Each year, I look forward to the fall months for news about books and reading. Magazines, newspapers and trade organizations choose the fall to announce their selections for “best books” of the year. It is a good time to compare our favorite books with these lists, hoping to add undiscovered gems to our reading lists.
Many prestigious book awards also are announced in the fall. The National Book Awards were unveiled in November; the Man Booker Prize was announced in October. The publication of outstanding books and the awarding of prestigious prizes, however, are by no means limited to the fall.
Good news for those of us who care about books and reading: 2018 was a good year for publishing. The sales of print books rose by 1.3%, according to Publishers Weekly. Adult non-fiction was a significant driver of the increase. Michelle Obama’s Becoming was the runaway best seller of 2018, selling 3.4 million copies. Sales of hardcover books in general were up by 6.2%.
As a frequent user of public transportation and air traveler, I often feel like the lone person in the room carrying a hardcover book. Hopefully, the rest of you are someplace more comfortable, perhaps ensconced in an easy chair, cat in your lap, dog at your feet, fireplace blazing, with chocolate, tea, and apple slices within easy reach.
The following are some of my favorite books of 2018. While my list makes no claim to be either comprehensive or the “best books” of the year, these are some titles that I particularly enjoyed.
Atkinson, Kate. Transcription
Spies, double agents, and ordinary people are caught up in the fallout of espionage during World War II. Set in London, Transcription satisfies with its complex characters, intriguing plot, psychological suspense, and enlightening history.
Atkinson’s other books include Case Histories and Started Early, Took My Dog. (Note: a new Jackson Brodie title, Big Sky, will be released in June 2019).
Mason, Daniel. The Winter Soldier
This World War I tale of star-crossed lovers features a well-to-do Austrian medical student who, with no real experience, is thrown into a remote mountain clinic to prepare injured soldiers to return to war. Lucius’s mentor, Sister Margarete, teaches him the real-life skills he needs to perform surgeries and healing with minimal supplies. As their paths diverge, war continues to create tragedy in its wake.
I am not alone in the library world in my love for mysteries. The following are wonderfully crafted novels. While all stand within a series by the authors, each is imaginative and could easily stand on their own.
Griffiths, Elly. The Dark Angel
In this latest installment of Griffiths’ Ruth Galloway series, the British archaeologist finds herself unraveling a mystery in a medieval Italian town. Back in England, DCI Nelson has his own challenges, and is forced to make a choice either to follow Ruth or to discover who is threatening him and his family at home.

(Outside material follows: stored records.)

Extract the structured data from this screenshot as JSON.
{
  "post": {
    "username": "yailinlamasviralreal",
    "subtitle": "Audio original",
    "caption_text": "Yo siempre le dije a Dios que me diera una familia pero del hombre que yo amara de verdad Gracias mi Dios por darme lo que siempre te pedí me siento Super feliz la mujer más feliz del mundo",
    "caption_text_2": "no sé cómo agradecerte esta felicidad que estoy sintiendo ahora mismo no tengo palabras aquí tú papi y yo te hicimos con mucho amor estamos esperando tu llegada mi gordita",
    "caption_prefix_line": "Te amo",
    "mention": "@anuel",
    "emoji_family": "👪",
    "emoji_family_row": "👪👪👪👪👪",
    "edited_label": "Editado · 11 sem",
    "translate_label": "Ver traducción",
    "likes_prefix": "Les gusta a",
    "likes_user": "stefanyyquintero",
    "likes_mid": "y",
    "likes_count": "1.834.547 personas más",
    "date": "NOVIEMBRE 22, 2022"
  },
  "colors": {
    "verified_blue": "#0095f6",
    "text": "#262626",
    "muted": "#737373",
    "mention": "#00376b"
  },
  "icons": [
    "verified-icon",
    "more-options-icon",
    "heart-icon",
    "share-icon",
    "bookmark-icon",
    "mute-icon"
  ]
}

As the story progresses, their relationship and the consequences become more complicated.
Leon, Donna. The Temptation of Forgiveness.
Hand’s down, Donna Leon is one of my favorite mystery writers. Commissario Guido Brunetti is a family man, who loves his wife and children and enjoys good food and wine. Set in Venice, Leon covers many contemporary challenges, as faced by her tender-hearted detective. In addition to crime, Guido confronts climate change, excessive tourism, pollution, rising waters, and the proliferation of drugs, supported by the strong women in his life.
Paretsky, Sara. Shell Game
Stolen artifacts, Middle Eastern politics, Russian mobsters, corporate greed, murder, undocumented workers – is there a contemporary subject that the author has overlooked? It is up to V.I. Warshawsky, Paretsky’s longtime detective heroine, to unravel the threads of this unlikely but most entertaining story.
Westover, Tara. Educated (Memoir)
In this page-turner, Westover details her years growing up in an eccentric family, in which non-conformity and family violence are normalized. For the author’s eventual awakening, education and independence come at a high cost when she leaves her remote but beautiful Idaho mountain home. Fans of Frank McCourt’s Angela’s Ashes or Jeannette Walls’ The Glass Castle will enjoy this book.
I once read that author Louise Penny is a favorite among librarians, so of course I had to try her. Her lead character, Armand Gamache, head of Sûreté du Québec, is a complicated person, and the stories can deal with dark subjects. Penny’s latest, Kingdom of the Blind, is no exception.
There will be many new and wonderful books published in 2019, and I look forward to many days devoted to books and reading. To quote the oft-used phrase, “so many books, so little time!”